◆ Task details
Give the number of lines in the records that include the word "seed", and nothing besides.

◆ Input data
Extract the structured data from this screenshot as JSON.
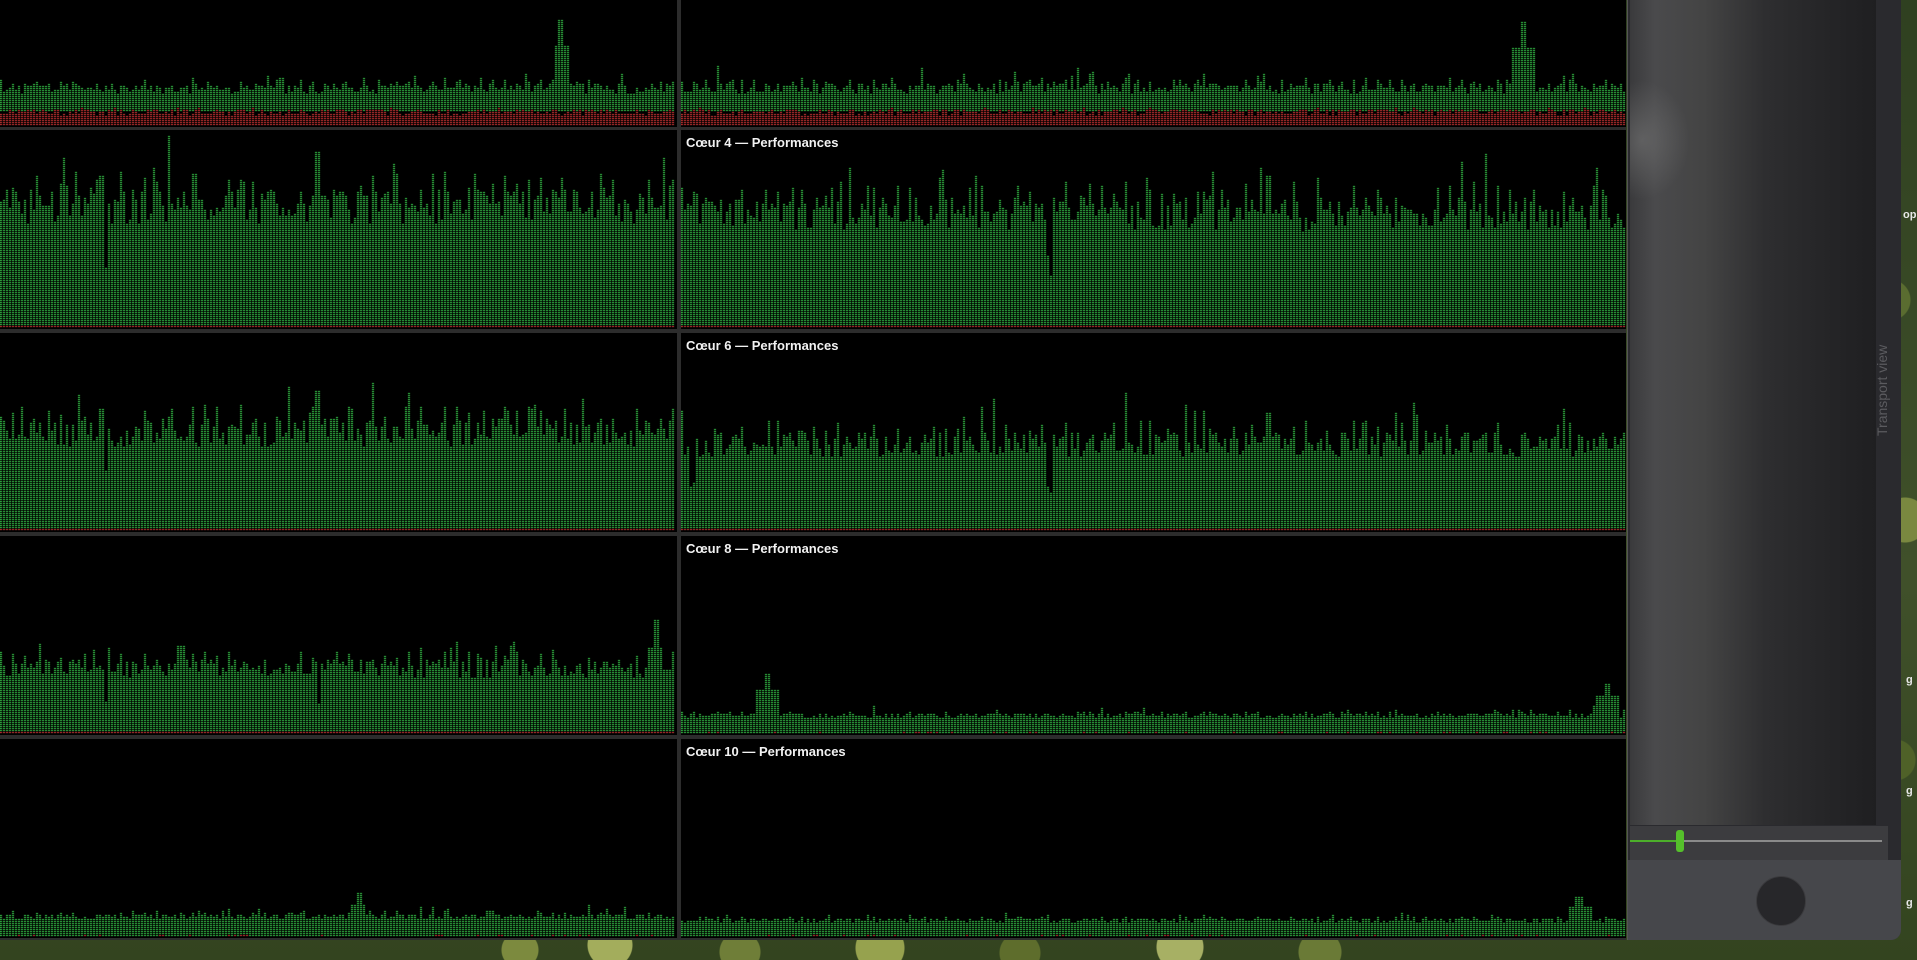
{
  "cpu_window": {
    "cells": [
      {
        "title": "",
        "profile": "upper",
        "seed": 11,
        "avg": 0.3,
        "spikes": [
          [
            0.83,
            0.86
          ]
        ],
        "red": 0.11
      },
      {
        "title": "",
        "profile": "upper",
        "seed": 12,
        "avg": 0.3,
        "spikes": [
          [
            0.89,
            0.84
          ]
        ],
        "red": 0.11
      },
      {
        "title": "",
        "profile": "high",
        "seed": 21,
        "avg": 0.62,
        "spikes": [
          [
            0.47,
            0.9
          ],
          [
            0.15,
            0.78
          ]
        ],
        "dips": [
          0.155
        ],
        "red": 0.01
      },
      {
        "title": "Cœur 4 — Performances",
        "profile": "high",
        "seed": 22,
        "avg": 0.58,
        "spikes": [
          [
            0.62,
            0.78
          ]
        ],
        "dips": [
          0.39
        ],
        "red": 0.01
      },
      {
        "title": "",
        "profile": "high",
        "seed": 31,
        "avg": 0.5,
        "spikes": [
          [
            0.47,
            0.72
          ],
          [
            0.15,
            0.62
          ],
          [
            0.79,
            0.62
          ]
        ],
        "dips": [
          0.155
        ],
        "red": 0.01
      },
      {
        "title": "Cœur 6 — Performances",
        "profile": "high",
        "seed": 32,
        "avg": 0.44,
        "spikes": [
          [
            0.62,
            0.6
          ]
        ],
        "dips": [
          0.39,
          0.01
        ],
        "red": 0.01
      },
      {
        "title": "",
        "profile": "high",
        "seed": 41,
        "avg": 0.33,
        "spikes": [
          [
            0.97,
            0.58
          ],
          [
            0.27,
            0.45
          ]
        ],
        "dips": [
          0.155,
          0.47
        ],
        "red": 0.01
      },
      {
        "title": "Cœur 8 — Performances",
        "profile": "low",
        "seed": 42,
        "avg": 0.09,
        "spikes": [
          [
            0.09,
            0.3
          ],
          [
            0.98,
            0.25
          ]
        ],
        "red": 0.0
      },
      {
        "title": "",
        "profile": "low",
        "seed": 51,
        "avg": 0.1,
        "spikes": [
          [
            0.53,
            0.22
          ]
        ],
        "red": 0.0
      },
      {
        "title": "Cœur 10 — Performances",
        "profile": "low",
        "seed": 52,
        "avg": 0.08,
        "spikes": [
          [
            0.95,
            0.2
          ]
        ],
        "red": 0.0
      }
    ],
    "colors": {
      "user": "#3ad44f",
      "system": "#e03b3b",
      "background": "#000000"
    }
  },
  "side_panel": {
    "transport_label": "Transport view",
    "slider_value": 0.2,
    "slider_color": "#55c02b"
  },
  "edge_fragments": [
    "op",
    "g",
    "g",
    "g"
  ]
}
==
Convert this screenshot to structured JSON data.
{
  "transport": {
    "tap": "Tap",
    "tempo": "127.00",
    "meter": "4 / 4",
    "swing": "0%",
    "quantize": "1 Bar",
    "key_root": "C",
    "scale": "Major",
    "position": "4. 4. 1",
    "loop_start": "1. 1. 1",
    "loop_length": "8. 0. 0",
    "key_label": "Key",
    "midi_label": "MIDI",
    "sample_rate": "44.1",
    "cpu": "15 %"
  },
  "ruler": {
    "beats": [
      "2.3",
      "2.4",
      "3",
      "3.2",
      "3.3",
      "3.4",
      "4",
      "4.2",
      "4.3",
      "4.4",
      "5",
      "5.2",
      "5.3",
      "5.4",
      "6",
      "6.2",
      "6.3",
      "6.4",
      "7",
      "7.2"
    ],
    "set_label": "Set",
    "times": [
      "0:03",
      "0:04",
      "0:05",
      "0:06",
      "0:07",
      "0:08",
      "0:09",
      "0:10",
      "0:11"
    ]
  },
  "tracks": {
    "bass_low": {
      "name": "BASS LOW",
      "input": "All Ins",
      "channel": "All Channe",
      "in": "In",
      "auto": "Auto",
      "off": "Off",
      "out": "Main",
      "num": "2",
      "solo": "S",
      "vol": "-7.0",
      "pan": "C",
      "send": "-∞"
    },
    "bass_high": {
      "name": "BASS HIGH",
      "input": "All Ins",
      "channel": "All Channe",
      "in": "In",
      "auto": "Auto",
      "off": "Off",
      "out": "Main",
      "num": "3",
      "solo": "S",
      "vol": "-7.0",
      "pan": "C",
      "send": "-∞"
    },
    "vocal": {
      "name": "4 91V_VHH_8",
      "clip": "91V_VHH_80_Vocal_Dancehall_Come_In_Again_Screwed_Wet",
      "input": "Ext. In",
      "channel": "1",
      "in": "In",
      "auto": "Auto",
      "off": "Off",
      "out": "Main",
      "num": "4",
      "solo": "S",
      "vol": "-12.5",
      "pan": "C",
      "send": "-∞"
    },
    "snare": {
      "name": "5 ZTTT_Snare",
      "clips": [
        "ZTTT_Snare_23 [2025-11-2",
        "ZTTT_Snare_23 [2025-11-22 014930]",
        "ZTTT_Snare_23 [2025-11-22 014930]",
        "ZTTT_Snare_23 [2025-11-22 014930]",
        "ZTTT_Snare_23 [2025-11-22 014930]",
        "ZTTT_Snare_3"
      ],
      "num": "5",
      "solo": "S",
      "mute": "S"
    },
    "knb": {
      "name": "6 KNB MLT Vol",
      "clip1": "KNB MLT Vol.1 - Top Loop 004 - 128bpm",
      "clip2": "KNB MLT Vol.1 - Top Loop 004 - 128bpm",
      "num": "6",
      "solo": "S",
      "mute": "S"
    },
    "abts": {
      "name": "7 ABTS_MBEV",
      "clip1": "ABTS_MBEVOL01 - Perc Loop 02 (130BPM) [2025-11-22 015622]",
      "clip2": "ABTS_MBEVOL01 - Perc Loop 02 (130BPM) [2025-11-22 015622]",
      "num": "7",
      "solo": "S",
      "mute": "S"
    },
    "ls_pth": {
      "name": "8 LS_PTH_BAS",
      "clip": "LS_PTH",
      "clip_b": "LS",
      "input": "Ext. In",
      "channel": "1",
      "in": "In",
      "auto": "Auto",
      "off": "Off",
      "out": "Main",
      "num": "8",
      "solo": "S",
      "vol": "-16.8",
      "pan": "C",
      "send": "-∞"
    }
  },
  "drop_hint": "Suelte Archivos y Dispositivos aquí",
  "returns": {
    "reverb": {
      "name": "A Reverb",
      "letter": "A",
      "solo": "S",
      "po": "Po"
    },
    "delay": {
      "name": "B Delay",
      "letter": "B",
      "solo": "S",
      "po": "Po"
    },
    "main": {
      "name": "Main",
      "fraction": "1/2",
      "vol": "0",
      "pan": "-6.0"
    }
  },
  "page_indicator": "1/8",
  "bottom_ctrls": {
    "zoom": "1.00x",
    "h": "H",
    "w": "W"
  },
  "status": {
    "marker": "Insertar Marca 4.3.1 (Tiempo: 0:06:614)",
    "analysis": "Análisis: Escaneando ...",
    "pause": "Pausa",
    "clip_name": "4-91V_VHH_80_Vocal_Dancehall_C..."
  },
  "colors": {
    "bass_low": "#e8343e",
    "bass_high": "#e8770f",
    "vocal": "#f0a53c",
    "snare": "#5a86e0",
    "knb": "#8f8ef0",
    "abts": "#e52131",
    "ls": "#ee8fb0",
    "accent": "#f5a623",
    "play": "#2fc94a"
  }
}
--
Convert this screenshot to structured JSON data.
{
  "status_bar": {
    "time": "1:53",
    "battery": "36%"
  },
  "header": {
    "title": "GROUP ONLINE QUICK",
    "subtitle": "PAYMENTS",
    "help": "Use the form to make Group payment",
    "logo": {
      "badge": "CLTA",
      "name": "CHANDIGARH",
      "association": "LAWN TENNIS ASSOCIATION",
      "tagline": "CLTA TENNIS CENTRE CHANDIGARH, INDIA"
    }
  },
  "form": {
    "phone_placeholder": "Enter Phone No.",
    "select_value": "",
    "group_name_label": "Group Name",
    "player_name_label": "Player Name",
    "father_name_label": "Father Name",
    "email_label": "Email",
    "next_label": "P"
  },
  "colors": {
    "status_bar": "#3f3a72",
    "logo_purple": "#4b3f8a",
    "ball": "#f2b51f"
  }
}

◆ Exercise solution
10